It's all about community
The Werklund School of Education’s Community-Based Bachelor of Education program has just entered its second year. There are already more than 65 men and women who will be able to achieve a goal that, before the program was announced in 2014, was unattainable for many of them.
For some of the students, leaving their communities to attend a college or university just isn’t an option. Family and work obligations can make this impossible; for them, the only way to become a teacher is to find a way to earn a degree while remaining at home.
For others, the simple desire to remain in their communities—to live and work amongst their friends and families—is what drives them to find a program where they can fulfill their dream of teaching in a way that suits them.
In both cases, the Werklund Community-Based program has allowed them to do both—to remain in their communities while learning a skill that will keep them there.
The majority of the students’ course work is delivered on-line and their classroom experiences are also coordinated to keep them in their local areas. The students must also attend two week summer sessions on campus.
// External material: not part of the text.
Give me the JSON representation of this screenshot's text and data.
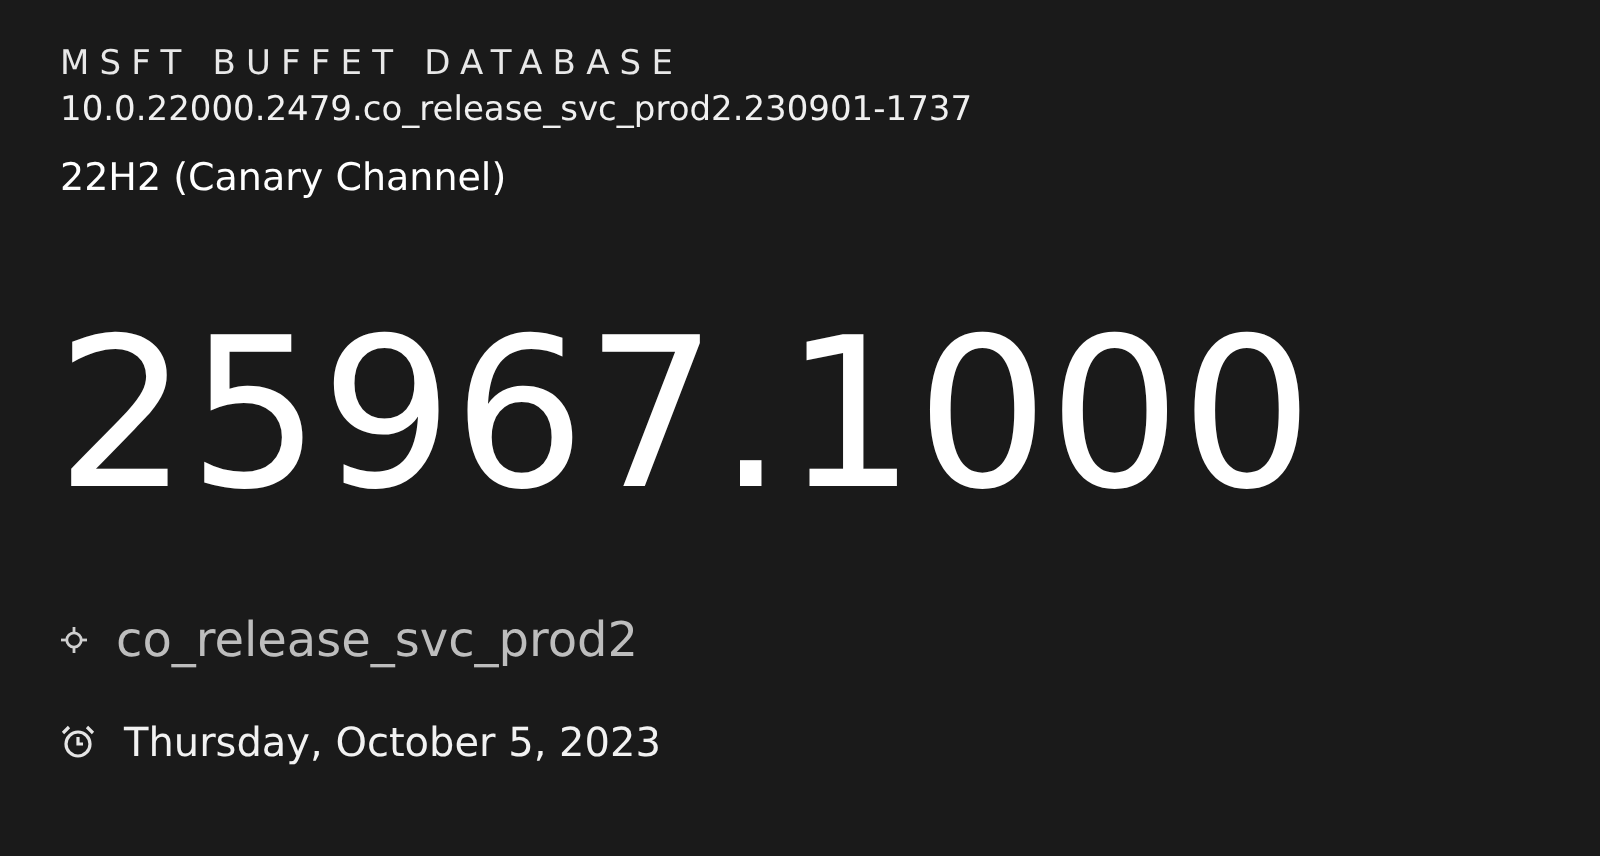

This provides an opportunity to meet their fellow students, the cohort with whom they’ll learn throughout the program, and to meet many of their instructors face to face.
In a sense, just as the students in the program become part of the UCalgary community, the Werklund School, through the students themselves, becomes a part of their communities too.
Partners align to support students
Some of the students travel long distances from rural or remote locations to be part of the BEd program. Financial assistance to help offset the costs of being on campus goes a long way to alleviating some of the challenges.
That’s where other community partners have stepped in. This past summer, TransCanada Corporation, as part of its commitment to supporting education and training initiatives across North America, announced it would offer awards to students to help defray the expenses associated with travel and accommodation for their summer sessions.
“TransCanada is proud to invest in the teachers who help shape and define our communities,” says Amanda Affonso, director of community relations at TransCanada.
“This year, we are excited to partner with the University of Calgary in support of the Community-Based Bachelor of Education program. Through this partnership we are supporting greater access to education for aspiring teachers from across Alberta, as part of our commitment to build strong, skilled and vibrant communities.”
“One of the key principles that underpin the Community-Based Bachelor of Education is to increase equity and access for those students who reside in rural and remote areas,” says Dianne Gereluk, associate dean of undergraduate programs.
“The students who received the awards are exactly those future teachers who will teach and live in their local communities over the long term. The support from TransCanada helps to support those students who have traditionally had difficulty attending a university because of the financial costs of leaving their rural areas to come to a large urban centre over the course of their four year degree.”
The Community-Based Bachelor of Education program has received support from other sources, including Conoco Phillips as well as other individuals and organizations. This combination of financial support and the program itself has opened new doors for rural and remote communities across Alberta.